§ **What is required**
Report every line of the records below that includes the string "background".

- Opening Delimiter -

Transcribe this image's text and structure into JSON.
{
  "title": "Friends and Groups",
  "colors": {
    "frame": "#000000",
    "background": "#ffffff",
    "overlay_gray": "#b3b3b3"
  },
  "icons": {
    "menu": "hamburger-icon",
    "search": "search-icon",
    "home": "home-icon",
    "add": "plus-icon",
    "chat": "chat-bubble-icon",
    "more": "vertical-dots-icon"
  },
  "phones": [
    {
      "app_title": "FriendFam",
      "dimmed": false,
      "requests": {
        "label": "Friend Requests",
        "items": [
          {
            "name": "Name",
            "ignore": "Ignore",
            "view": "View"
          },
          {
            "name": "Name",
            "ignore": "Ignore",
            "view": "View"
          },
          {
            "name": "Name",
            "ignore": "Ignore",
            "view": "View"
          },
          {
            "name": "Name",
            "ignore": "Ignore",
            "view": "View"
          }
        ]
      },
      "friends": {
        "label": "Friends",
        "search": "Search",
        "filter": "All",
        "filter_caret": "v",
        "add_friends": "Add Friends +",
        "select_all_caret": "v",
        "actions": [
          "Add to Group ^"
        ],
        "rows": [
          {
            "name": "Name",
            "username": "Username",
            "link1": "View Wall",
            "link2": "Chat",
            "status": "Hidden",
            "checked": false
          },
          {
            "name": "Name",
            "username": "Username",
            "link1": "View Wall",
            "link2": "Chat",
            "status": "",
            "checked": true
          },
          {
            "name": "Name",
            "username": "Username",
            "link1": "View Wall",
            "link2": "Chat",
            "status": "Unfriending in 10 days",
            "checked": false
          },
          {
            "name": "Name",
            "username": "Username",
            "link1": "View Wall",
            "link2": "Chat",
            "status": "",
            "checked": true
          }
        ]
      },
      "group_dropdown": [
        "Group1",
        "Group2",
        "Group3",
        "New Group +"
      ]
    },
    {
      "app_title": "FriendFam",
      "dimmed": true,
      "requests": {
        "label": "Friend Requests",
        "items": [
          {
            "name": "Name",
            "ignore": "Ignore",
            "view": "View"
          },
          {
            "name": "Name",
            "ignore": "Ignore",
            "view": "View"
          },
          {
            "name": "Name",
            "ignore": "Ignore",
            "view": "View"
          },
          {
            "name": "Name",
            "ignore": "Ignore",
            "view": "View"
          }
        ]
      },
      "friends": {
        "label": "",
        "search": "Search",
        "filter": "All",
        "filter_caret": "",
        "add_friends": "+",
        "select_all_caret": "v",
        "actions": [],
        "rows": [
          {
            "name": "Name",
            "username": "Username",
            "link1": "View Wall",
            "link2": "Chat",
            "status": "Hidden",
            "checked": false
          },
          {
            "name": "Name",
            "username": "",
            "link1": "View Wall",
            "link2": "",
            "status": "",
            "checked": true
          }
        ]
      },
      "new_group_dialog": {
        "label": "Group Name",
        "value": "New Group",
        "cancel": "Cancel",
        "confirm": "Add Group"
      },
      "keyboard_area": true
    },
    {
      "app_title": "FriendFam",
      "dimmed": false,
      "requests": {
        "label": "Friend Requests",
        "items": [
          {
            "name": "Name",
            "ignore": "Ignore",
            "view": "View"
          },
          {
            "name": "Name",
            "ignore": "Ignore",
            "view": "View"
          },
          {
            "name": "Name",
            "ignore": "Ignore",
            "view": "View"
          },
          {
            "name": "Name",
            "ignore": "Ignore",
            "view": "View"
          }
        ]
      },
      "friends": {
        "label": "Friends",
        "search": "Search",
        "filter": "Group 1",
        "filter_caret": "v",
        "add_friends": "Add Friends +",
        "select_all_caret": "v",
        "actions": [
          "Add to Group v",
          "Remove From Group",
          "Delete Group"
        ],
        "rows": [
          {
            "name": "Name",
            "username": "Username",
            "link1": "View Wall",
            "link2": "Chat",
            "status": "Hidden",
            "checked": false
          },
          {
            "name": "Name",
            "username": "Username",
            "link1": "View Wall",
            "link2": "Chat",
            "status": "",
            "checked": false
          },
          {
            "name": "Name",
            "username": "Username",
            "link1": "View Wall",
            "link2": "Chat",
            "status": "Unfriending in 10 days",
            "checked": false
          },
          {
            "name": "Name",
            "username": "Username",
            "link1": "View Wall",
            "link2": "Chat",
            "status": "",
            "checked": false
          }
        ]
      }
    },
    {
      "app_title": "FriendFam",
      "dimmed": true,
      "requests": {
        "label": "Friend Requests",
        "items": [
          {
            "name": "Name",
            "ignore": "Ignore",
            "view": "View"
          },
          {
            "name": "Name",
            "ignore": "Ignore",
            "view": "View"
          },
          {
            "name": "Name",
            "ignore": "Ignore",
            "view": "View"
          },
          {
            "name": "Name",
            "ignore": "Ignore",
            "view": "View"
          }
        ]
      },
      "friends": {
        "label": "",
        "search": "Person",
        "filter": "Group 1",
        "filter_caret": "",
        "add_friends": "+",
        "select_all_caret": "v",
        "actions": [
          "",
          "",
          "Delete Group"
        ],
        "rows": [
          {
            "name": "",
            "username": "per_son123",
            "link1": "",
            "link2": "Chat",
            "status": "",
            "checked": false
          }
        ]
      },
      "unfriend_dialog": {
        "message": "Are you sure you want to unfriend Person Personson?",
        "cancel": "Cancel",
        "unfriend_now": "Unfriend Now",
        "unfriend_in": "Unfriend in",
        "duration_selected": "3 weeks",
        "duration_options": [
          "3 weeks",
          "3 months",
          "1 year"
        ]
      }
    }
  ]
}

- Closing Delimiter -
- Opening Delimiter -

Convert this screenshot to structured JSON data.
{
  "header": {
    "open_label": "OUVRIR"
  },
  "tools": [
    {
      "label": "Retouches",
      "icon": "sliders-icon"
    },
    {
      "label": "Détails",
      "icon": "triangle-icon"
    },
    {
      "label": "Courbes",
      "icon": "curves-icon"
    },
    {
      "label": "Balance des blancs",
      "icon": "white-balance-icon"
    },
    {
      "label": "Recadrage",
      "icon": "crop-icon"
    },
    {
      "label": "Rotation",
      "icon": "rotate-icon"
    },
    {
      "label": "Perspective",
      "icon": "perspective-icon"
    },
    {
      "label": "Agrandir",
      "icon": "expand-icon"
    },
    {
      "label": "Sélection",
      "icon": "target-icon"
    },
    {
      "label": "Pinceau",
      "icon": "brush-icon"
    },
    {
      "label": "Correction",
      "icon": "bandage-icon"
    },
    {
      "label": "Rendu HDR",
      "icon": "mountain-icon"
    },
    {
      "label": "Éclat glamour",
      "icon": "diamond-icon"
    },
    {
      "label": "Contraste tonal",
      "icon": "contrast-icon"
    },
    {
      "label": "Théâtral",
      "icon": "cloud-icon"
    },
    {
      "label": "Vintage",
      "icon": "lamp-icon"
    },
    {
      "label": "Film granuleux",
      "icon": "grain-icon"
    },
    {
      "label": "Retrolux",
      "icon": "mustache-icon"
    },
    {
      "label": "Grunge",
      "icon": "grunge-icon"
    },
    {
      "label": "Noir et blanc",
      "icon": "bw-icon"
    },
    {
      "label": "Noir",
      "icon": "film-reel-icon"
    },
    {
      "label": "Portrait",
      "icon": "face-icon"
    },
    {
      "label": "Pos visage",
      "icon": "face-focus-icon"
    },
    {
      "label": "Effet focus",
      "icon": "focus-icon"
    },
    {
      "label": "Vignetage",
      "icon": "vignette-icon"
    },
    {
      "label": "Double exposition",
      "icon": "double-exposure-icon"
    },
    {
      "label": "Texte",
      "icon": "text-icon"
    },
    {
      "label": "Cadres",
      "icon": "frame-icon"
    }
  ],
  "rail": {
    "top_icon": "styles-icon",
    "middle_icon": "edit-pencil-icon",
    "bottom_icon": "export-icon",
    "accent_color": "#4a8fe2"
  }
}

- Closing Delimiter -
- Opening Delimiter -

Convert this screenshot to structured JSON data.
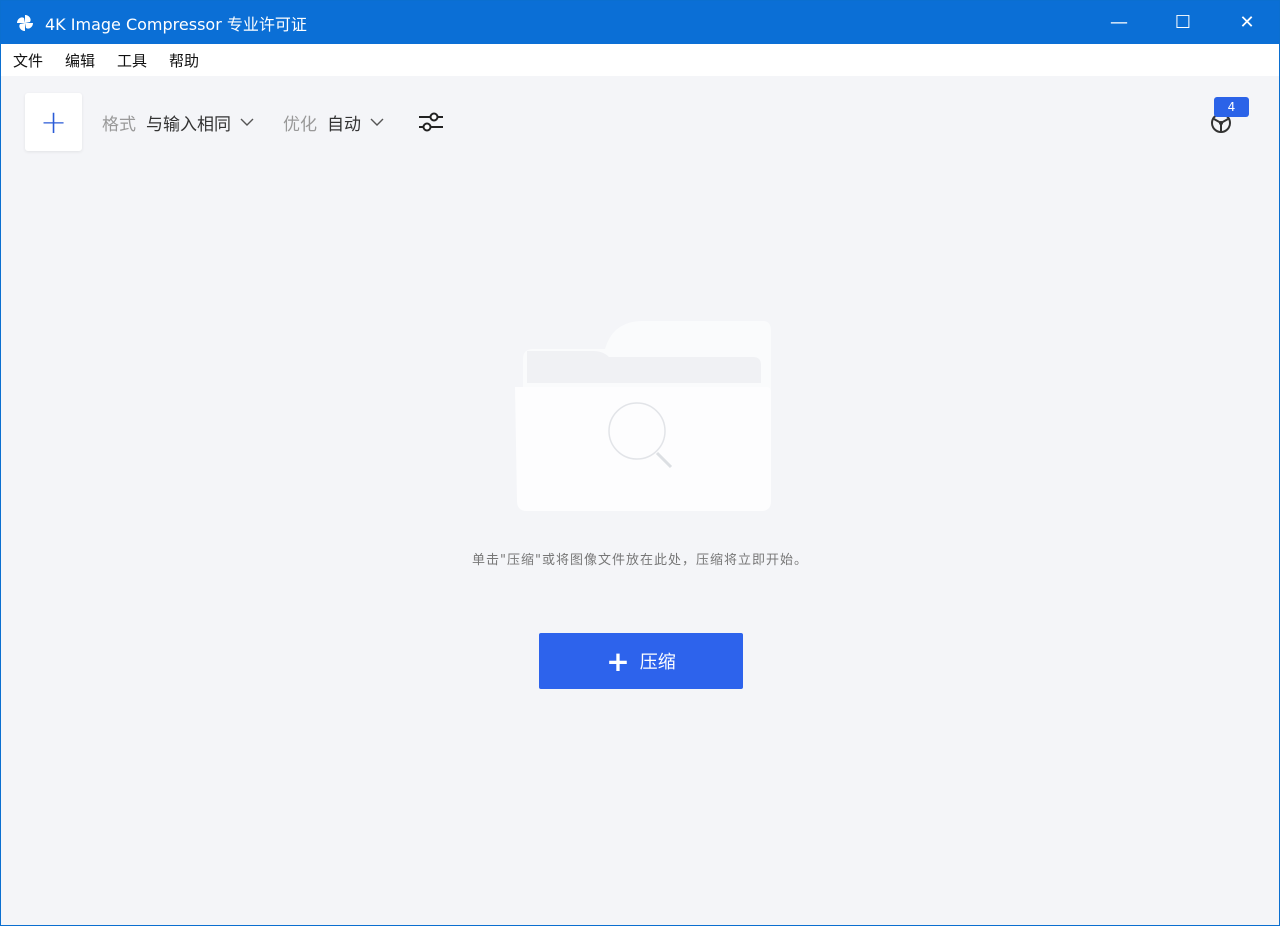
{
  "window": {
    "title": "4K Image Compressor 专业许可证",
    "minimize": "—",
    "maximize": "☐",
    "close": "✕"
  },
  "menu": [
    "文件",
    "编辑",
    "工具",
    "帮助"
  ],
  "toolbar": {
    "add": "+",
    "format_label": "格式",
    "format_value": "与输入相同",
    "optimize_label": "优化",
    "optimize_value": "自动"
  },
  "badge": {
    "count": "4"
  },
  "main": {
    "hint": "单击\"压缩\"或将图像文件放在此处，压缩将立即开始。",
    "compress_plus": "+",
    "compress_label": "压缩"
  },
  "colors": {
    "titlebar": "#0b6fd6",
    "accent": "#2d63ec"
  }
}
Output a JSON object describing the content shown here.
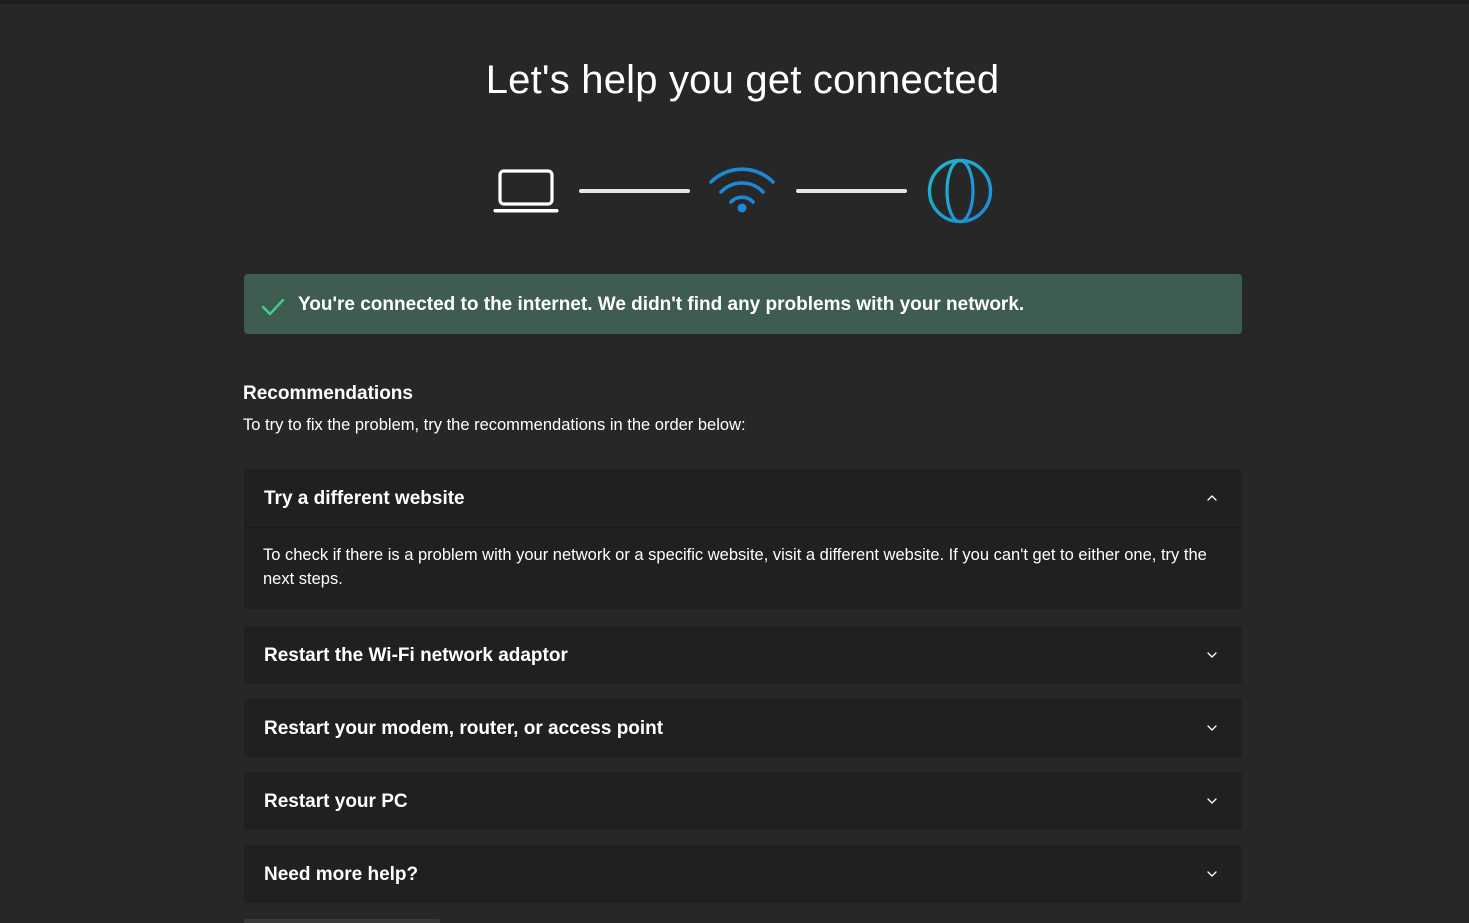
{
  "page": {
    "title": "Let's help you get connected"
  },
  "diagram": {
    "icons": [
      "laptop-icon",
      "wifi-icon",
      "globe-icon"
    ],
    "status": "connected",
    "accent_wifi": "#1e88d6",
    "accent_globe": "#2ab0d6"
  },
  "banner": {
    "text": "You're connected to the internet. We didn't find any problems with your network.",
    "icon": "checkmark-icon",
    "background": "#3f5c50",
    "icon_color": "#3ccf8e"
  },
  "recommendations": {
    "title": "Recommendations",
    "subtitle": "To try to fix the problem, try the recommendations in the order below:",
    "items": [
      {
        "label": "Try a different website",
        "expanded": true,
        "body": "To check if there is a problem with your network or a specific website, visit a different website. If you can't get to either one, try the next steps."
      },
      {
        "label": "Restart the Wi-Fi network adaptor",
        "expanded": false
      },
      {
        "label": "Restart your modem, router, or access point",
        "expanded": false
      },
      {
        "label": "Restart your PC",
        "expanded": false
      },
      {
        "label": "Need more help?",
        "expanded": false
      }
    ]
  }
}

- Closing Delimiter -

§ **Task solution**
    "background": "#ffffff",
    "background": "#3f5c50",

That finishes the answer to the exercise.